+++ LISTED ENTRIES +++

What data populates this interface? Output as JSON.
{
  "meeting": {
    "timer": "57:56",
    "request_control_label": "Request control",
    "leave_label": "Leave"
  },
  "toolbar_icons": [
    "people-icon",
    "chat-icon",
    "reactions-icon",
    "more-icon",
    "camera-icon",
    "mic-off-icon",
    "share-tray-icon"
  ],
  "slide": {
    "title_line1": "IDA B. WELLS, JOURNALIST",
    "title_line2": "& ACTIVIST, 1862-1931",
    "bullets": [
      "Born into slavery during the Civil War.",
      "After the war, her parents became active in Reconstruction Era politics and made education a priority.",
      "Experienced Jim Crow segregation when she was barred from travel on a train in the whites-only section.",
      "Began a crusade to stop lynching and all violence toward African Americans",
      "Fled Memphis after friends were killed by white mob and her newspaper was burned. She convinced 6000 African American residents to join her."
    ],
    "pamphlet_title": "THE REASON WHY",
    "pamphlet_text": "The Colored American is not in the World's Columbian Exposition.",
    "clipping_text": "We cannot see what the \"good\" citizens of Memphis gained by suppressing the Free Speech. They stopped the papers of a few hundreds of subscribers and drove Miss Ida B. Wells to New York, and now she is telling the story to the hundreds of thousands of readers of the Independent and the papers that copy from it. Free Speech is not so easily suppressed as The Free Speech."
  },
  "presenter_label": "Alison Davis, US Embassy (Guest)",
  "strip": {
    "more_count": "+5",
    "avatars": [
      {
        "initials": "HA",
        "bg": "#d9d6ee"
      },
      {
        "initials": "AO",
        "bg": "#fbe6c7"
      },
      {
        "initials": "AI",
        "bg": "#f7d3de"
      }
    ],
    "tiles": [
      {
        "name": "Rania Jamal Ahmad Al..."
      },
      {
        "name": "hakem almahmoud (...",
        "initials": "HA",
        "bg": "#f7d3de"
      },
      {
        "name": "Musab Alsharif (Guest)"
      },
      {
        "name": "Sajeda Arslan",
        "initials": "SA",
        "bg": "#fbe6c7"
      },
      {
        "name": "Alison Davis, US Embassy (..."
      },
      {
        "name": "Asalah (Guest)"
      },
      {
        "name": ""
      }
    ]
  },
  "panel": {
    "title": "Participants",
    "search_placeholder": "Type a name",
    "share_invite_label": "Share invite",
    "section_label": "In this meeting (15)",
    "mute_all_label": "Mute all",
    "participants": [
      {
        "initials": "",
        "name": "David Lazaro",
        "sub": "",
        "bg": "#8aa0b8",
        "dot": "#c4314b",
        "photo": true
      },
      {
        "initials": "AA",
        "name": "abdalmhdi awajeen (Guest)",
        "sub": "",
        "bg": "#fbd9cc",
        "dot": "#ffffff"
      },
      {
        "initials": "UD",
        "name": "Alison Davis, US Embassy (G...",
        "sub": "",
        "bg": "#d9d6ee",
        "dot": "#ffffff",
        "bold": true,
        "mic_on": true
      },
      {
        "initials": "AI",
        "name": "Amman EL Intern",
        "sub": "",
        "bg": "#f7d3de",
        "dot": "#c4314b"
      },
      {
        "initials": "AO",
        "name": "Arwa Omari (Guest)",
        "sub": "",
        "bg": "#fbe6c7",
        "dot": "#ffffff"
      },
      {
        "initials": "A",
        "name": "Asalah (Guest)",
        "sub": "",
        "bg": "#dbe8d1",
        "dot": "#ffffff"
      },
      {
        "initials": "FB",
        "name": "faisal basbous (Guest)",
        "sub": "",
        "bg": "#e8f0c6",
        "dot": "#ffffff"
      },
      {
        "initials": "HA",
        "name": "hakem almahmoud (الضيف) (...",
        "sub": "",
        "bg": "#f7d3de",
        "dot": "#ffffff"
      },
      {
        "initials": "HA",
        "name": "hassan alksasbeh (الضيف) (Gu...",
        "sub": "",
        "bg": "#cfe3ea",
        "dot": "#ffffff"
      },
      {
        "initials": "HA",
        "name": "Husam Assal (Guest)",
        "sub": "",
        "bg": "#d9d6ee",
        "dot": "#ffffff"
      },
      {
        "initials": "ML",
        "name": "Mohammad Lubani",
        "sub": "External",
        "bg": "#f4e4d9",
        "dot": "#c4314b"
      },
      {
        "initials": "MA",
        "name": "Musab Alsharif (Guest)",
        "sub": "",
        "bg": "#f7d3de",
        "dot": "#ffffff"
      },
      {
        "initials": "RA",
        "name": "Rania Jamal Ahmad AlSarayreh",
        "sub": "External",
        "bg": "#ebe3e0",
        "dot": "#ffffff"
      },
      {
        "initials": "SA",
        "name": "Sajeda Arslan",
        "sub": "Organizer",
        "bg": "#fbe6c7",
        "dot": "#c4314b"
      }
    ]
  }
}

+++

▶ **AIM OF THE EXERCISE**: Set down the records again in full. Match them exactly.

▶ **RESPONSE TO THE TASK**:
What data populates this interface? Output as JSON.
{
  "meeting": {
    "timer": "57:56",
    "request_control_label": "Request control",
    "leave_label": "Leave"
  },
  "toolbar_icons": [
    "people-icon",
    "chat-icon",
    "reactions-icon",
    "more-icon",
    "camera-icon",
    "mic-off-icon",
    "share-tray-icon"
  ],
  "slide": {
    "title_line1": "IDA B. WELLS, JOURNALIST",
    "title_line2": "& ACTIVIST, 1862-1931",
    "bullets": [
      "Born into slavery during the Civil War.",
      "After the war, her parents became active in Reconstruction Era politics and made education a priority.",
      "Experienced Jim Crow segregation when she was barred from travel on a train in the whites-only section.",
      "Began a crusade to stop lynching and all violence toward African Americans",
      "Fled Memphis after friends were killed by white mob and her newspaper was burned. She convinced 6000 African American residents to join her."
    ],
    "pamphlet_title": "THE REASON WHY",
    "pamphlet_text": "The Colored American is not in the World's Columbian Exposition.",
    "clipping_text": "We cannot see what the \"good\" citizens of Memphis gained by suppressing the Free Speech. They stopped the papers of a few hundreds of subscribers and drove Miss Ida B. Wells to New York, and now she is telling the story to the hundreds of thousands of readers of the Independent and the papers that copy from it. Free Speech is not so easily suppressed as The Free Speech."
  },
  "presenter_label": "Alison Davis, US Embassy (Guest)",
  "strip": {
    "more_count": "+5",
    "avatars": [
      {
        "initials": "HA",
        "bg": "#d9d6ee"
      },
      {
        "initials": "AO",
        "bg": "#fbe6c7"
      },
      {
        "initials": "AI",
        "bg": "#f7d3de"
      }
    ],
    "tiles": [
      {
        "name": "Rania Jamal Ahmad Al..."
      },
      {
        "name": "hakem almahmoud (...",
        "initials": "HA",
        "bg": "#f7d3de"
      },
      {
        "name": "Musab Alsharif (Guest)"
      },
      {
        "name": "Sajeda Arslan",
        "initials": "SA",
        "bg": "#fbe6c7"
      },
      {
        "name": "Alison Davis, US Embassy (..."
      },
      {
        "name": "Asalah (Guest)"
      },
      {
        "name": ""
      }
    ]
  },
  "panel": {
    "title": "Participants",
    "search_placeholder": "Type a name",
    "share_invite_label": "Share invite",
    "section_label": "In this meeting (15)",
    "mute_all_label": "Mute all",
    "participants": [
      {
        "initials": "",
        "name": "David Lazaro",
        "sub": "",
        "bg": "#8aa0b8",
        "dot": "#c4314b",
        "photo": true
      },
      {
        "initials": "AA",
        "name": "abdalmhdi awajeen (Guest)",
        "sub": "",
        "bg": "#fbd9cc",
        "dot": "#ffffff"
      },
      {
        "initials": "UD",
        "name": "Alison Davis, US Embassy (G...",
        "sub": "",
        "bg": "#d9d6ee",
        "dot": "#ffffff",
        "bold": true,
        "mic_on": true
      },
      {
        "initials": "AI",
        "name": "Amman EL Intern",
        "sub": "",
        "bg": "#f7d3de",
        "dot": "#c4314b"
      },
      {
        "initials": "AO",
        "name": "Arwa Omari (Guest)",
        "sub": "",
        "bg": "#fbe6c7",
        "dot": "#ffffff"
      },
      {
        "initials": "A",
        "name": "Asalah (Guest)",
        "sub": "",
        "bg": "#dbe8d1",
        "dot": "#ffffff"
      },
      {
        "initials": "FB",
        "name": "faisal basbous (Guest)",
        "sub": "",
        "bg": "#e8f0c6",
        "dot": "#ffffff"
      },
      {
        "initials": "HA",
        "name": "hakem almahmoud (الضيف) (...",
        "sub": "",
        "bg": "#f7d3de",
        "dot": "#ffffff"
      },
      {
        "initials": "HA",
        "name": "hassan alksasbeh (الضيف) (Gu...",
        "sub": "",
        "bg": "#cfe3ea",
        "dot": "#ffffff"
      },
      {
        "initials": "HA",
        "name": "Husam Assal (Guest)",
        "sub": "",
        "bg": "#d9d6ee",
        "dot": "#ffffff"
      },
      {
        "initials": "ML",
        "name": "Mohammad Lubani",
        "sub": "External",
        "bg": "#f4e4d9",
        "dot": "#c4314b"
      },
      {
        "initials": "MA",
        "name": "Musab Alsharif (Guest)",
        "sub": "",
        "bg": "#f7d3de",
        "dot": "#ffffff"
      },
      {
        "initials": "RA",
        "name": "Rania Jamal Ahmad AlSarayreh",
        "sub": "External",
        "bg": "#ebe3e0",
        "dot": "#ffffff"
      },
      {
        "initials": "SA",
        "name": "Sajeda Arslan",
        "sub": "Organizer",
        "bg": "#fbe6c7",
        "dot": "#c4314b"
      }
    ]
  }
}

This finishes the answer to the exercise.